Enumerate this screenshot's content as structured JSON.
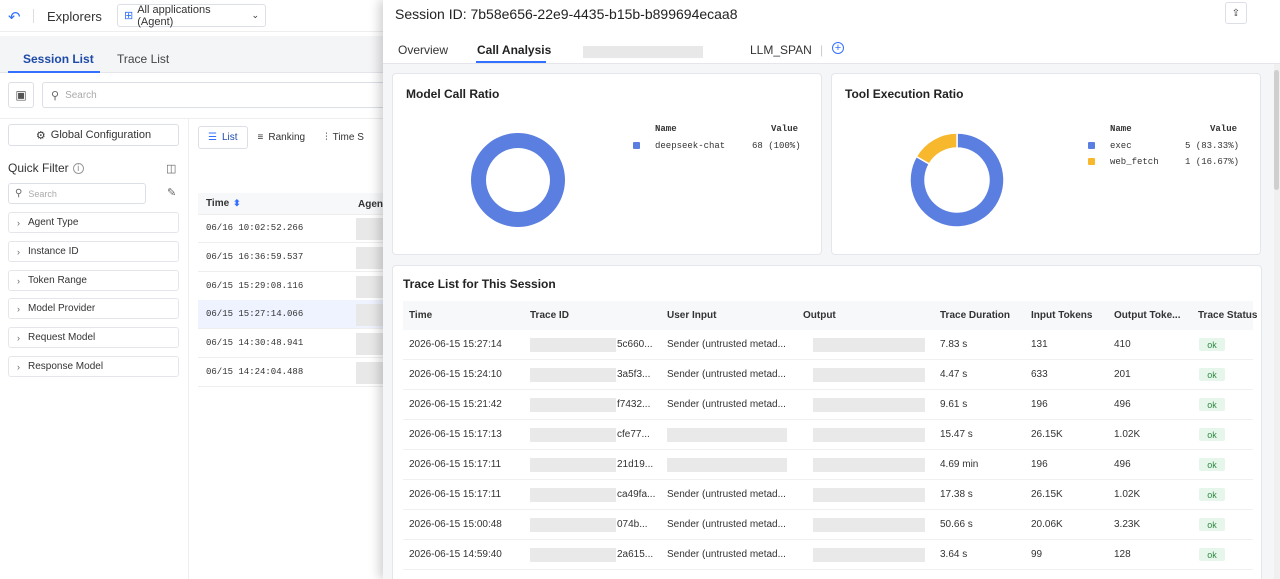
{
  "topbar": {
    "explorers": "Explorers",
    "app_selector": "All applications (Agent)"
  },
  "tabs": [
    "Session List",
    "Trace List"
  ],
  "search_placeholder": "Search",
  "global_config": "Global Configuration",
  "quick_filter": {
    "title": "Quick Filter",
    "search_placeholder": "Search",
    "filters": [
      "Agent Type",
      "Instance ID",
      "Token Range",
      "Model Provider",
      "Request Model",
      "Response Model"
    ]
  },
  "view_tabs": [
    "List",
    "Ranking",
    "Time S"
  ],
  "session_table": {
    "time_header": "Time",
    "agent_header": "Agen",
    "rows": [
      "06/16 10:02:52.266",
      "06/15 16:36:59.537",
      "06/15 15:29:08.116",
      "06/15 15:27:14.066",
      "06/15 14:30:48.941",
      "06/15 14:24:04.488"
    ]
  },
  "drawer": {
    "title": "Session ID: 7b58e656-22e9-4435-b15b-b899694ecaa8",
    "tabs": {
      "overview": "Overview",
      "call_analysis": "Call Analysis",
      "llm_span": "LLM_SPAN"
    },
    "model_call": {
      "title": "Model Call Ratio",
      "legend_name": "Name",
      "legend_value": "Value",
      "items": [
        {
          "name": "deepseek-chat",
          "value": "68 (100%)",
          "count": 68,
          "color": "#5b7fe0"
        }
      ]
    },
    "tool_exec": {
      "title": "Tool Execution Ratio",
      "legend_name": "Name",
      "legend_value": "Value",
      "items": [
        {
          "name": "exec",
          "value": "5 (83.33%)",
          "count": 5,
          "color": "#5b7fe0"
        },
        {
          "name": "web_fetch",
          "value": "1 (16.67%)",
          "count": 1,
          "color": "#f7b82e"
        }
      ]
    },
    "trace_table": {
      "title": "Trace List for This Session",
      "columns": [
        "Time",
        "Trace ID",
        "User Input",
        "Output",
        "Trace Duration",
        "Input Tokens",
        "Output Toke...",
        "Trace Status"
      ],
      "rows": [
        {
          "time": "2026-06-15 15:27:14",
          "trace_id": "5c660...",
          "user_input": "Sender (untrusted metad...",
          "duration": "7.83 s",
          "input_tokens": "131",
          "output_tokens": "410",
          "status": "ok"
        },
        {
          "time": "2026-06-15 15:24:10",
          "trace_id": "3a5f3...",
          "user_input": "Sender (untrusted metad...",
          "duration": "4.47 s",
          "input_tokens": "633",
          "output_tokens": "201",
          "status": "ok"
        },
        {
          "time": "2026-06-15 15:21:42",
          "trace_id": "f7432...",
          "user_input": "Sender (untrusted metad...",
          "duration": "9.61 s",
          "input_tokens": "196",
          "output_tokens": "496",
          "status": "ok"
        },
        {
          "time": "2026-06-15 15:17:13",
          "trace_id": "cfe77...",
          "user_input": "",
          "duration": "15.47 s",
          "input_tokens": "26.15K",
          "output_tokens": "1.02K",
          "status": "ok"
        },
        {
          "time": "2026-06-15 15:17:11",
          "trace_id": "21d19...",
          "user_input": "",
          "duration": "4.69 min",
          "input_tokens": "196",
          "output_tokens": "496",
          "status": "ok"
        },
        {
          "time": "2026-06-15 15:17:11",
          "trace_id": "ca49fa...",
          "user_input": "Sender (untrusted metad...",
          "duration": "17.38 s",
          "input_tokens": "26.15K",
          "output_tokens": "1.02K",
          "status": "ok"
        },
        {
          "time": "2026-06-15 15:00:48",
          "trace_id": "074b...",
          "user_input": "Sender (untrusted metad...",
          "duration": "50.66 s",
          "input_tokens": "20.06K",
          "output_tokens": "3.23K",
          "status": "ok"
        },
        {
          "time": "2026-06-15 14:59:40",
          "trace_id": "2a615...",
          "user_input": "Sender (untrusted metad...",
          "duration": "3.64 s",
          "input_tokens": "99",
          "output_tokens": "128",
          "status": "ok"
        }
      ]
    }
  }
}
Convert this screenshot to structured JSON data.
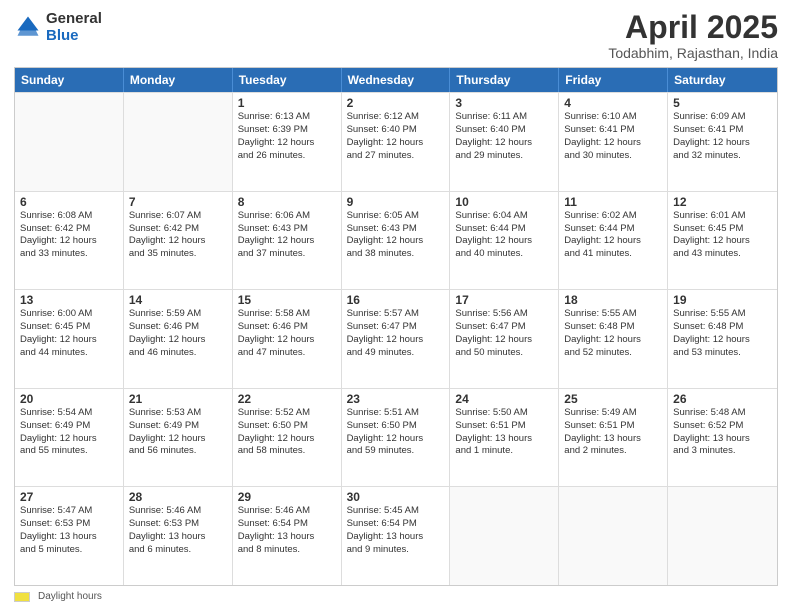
{
  "logo": {
    "line1": "General",
    "line2": "Blue"
  },
  "title": "April 2025",
  "subtitle": "Todabhim, Rajasthan, India",
  "header_days": [
    "Sunday",
    "Monday",
    "Tuesday",
    "Wednesday",
    "Thursday",
    "Friday",
    "Saturday"
  ],
  "weeks": [
    [
      {
        "day": "",
        "info": ""
      },
      {
        "day": "",
        "info": ""
      },
      {
        "day": "1",
        "info": "Sunrise: 6:13 AM\nSunset: 6:39 PM\nDaylight: 12 hours\nand 26 minutes."
      },
      {
        "day": "2",
        "info": "Sunrise: 6:12 AM\nSunset: 6:40 PM\nDaylight: 12 hours\nand 27 minutes."
      },
      {
        "day": "3",
        "info": "Sunrise: 6:11 AM\nSunset: 6:40 PM\nDaylight: 12 hours\nand 29 minutes."
      },
      {
        "day": "4",
        "info": "Sunrise: 6:10 AM\nSunset: 6:41 PM\nDaylight: 12 hours\nand 30 minutes."
      },
      {
        "day": "5",
        "info": "Sunrise: 6:09 AM\nSunset: 6:41 PM\nDaylight: 12 hours\nand 32 minutes."
      }
    ],
    [
      {
        "day": "6",
        "info": "Sunrise: 6:08 AM\nSunset: 6:42 PM\nDaylight: 12 hours\nand 33 minutes."
      },
      {
        "day": "7",
        "info": "Sunrise: 6:07 AM\nSunset: 6:42 PM\nDaylight: 12 hours\nand 35 minutes."
      },
      {
        "day": "8",
        "info": "Sunrise: 6:06 AM\nSunset: 6:43 PM\nDaylight: 12 hours\nand 37 minutes."
      },
      {
        "day": "9",
        "info": "Sunrise: 6:05 AM\nSunset: 6:43 PM\nDaylight: 12 hours\nand 38 minutes."
      },
      {
        "day": "10",
        "info": "Sunrise: 6:04 AM\nSunset: 6:44 PM\nDaylight: 12 hours\nand 40 minutes."
      },
      {
        "day": "11",
        "info": "Sunrise: 6:02 AM\nSunset: 6:44 PM\nDaylight: 12 hours\nand 41 minutes."
      },
      {
        "day": "12",
        "info": "Sunrise: 6:01 AM\nSunset: 6:45 PM\nDaylight: 12 hours\nand 43 minutes."
      }
    ],
    [
      {
        "day": "13",
        "info": "Sunrise: 6:00 AM\nSunset: 6:45 PM\nDaylight: 12 hours\nand 44 minutes."
      },
      {
        "day": "14",
        "info": "Sunrise: 5:59 AM\nSunset: 6:46 PM\nDaylight: 12 hours\nand 46 minutes."
      },
      {
        "day": "15",
        "info": "Sunrise: 5:58 AM\nSunset: 6:46 PM\nDaylight: 12 hours\nand 47 minutes."
      },
      {
        "day": "16",
        "info": "Sunrise: 5:57 AM\nSunset: 6:47 PM\nDaylight: 12 hours\nand 49 minutes."
      },
      {
        "day": "17",
        "info": "Sunrise: 5:56 AM\nSunset: 6:47 PM\nDaylight: 12 hours\nand 50 minutes."
      },
      {
        "day": "18",
        "info": "Sunrise: 5:55 AM\nSunset: 6:48 PM\nDaylight: 12 hours\nand 52 minutes."
      },
      {
        "day": "19",
        "info": "Sunrise: 5:55 AM\nSunset: 6:48 PM\nDaylight: 12 hours\nand 53 minutes."
      }
    ],
    [
      {
        "day": "20",
        "info": "Sunrise: 5:54 AM\nSunset: 6:49 PM\nDaylight: 12 hours\nand 55 minutes."
      },
      {
        "day": "21",
        "info": "Sunrise: 5:53 AM\nSunset: 6:49 PM\nDaylight: 12 hours\nand 56 minutes."
      },
      {
        "day": "22",
        "info": "Sunrise: 5:52 AM\nSunset: 6:50 PM\nDaylight: 12 hours\nand 58 minutes."
      },
      {
        "day": "23",
        "info": "Sunrise: 5:51 AM\nSunset: 6:50 PM\nDaylight: 12 hours\nand 59 minutes."
      },
      {
        "day": "24",
        "info": "Sunrise: 5:50 AM\nSunset: 6:51 PM\nDaylight: 13 hours\nand 1 minute."
      },
      {
        "day": "25",
        "info": "Sunrise: 5:49 AM\nSunset: 6:51 PM\nDaylight: 13 hours\nand 2 minutes."
      },
      {
        "day": "26",
        "info": "Sunrise: 5:48 AM\nSunset: 6:52 PM\nDaylight: 13 hours\nand 3 minutes."
      }
    ],
    [
      {
        "day": "27",
        "info": "Sunrise: 5:47 AM\nSunset: 6:53 PM\nDaylight: 13 hours\nand 5 minutes."
      },
      {
        "day": "28",
        "info": "Sunrise: 5:46 AM\nSunset: 6:53 PM\nDaylight: 13 hours\nand 6 minutes."
      },
      {
        "day": "29",
        "info": "Sunrise: 5:46 AM\nSunset: 6:54 PM\nDaylight: 13 hours\nand 8 minutes."
      },
      {
        "day": "30",
        "info": "Sunrise: 5:45 AM\nSunset: 6:54 PM\nDaylight: 13 hours\nand 9 minutes."
      },
      {
        "day": "",
        "info": ""
      },
      {
        "day": "",
        "info": ""
      },
      {
        "day": "",
        "info": ""
      }
    ]
  ],
  "footer_label": "Daylight hours"
}
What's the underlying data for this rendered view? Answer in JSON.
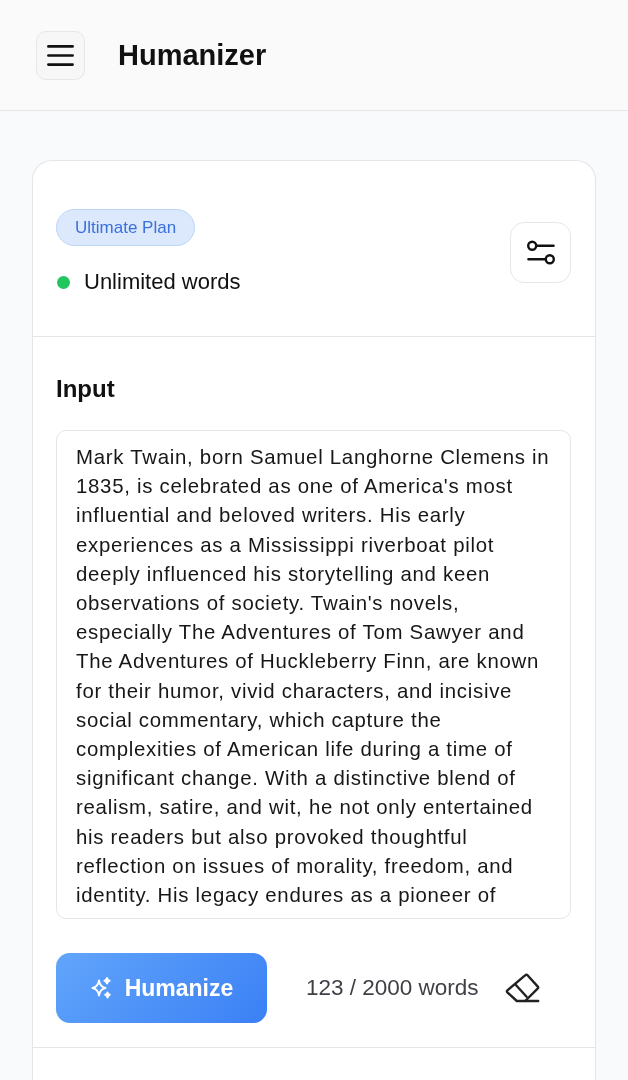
{
  "header": {
    "title": "Humanizer"
  },
  "plan": {
    "badge": "Ultimate Plan",
    "status": "Unlimited words"
  },
  "input": {
    "label": "Input",
    "value": "Mark Twain, born Samuel Langhorne Clemens in 1835, is celebrated as one of America's most influential and beloved writers. His early experiences as a Mississippi riverboat pilot deeply influenced his storytelling and keen observations of society. Twain's novels, especially The Adventures of Tom Sawyer and The Adventures of Huckleberry Finn, are known for their humor, vivid characters, and incisive social commentary, which capture the complexities of American life during a time of significant change. With a distinctive blend of realism, satire, and wit, he not only entertained his readers but also provoked thoughtful reflection on issues of morality, freedom, and identity. His legacy endures as a pioneer of"
  },
  "actions": {
    "button": "Humanize",
    "word_count": "123 / 2000 words"
  }
}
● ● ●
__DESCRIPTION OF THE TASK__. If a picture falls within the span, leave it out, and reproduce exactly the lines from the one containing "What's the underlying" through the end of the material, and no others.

__REPLY__.
What's the underlying data for this rendered view? Answer in JSON.
{
  "header": {
    "title": "Humanizer"
  },
  "plan": {
    "badge": "Ultimate Plan",
    "status": "Unlimited words"
  },
  "input": {
    "label": "Input",
    "value": "Mark Twain, born Samuel Langhorne Clemens in 1835, is celebrated as one of America's most influential and beloved writers. His early experiences as a Mississippi riverboat pilot deeply influenced his storytelling and keen observations of society. Twain's novels, especially The Adventures of Tom Sawyer and The Adventures of Huckleberry Finn, are known for their humor, vivid characters, and incisive social commentary, which capture the complexities of American life during a time of significant change. With a distinctive blend of realism, satire, and wit, he not only entertained his readers but also provoked thoughtful reflection on issues of morality, freedom, and identity. His legacy endures as a pioneer of"
  },
  "actions": {
    "button": "Humanize",
    "word_count": "123 / 2000 words"
  }
}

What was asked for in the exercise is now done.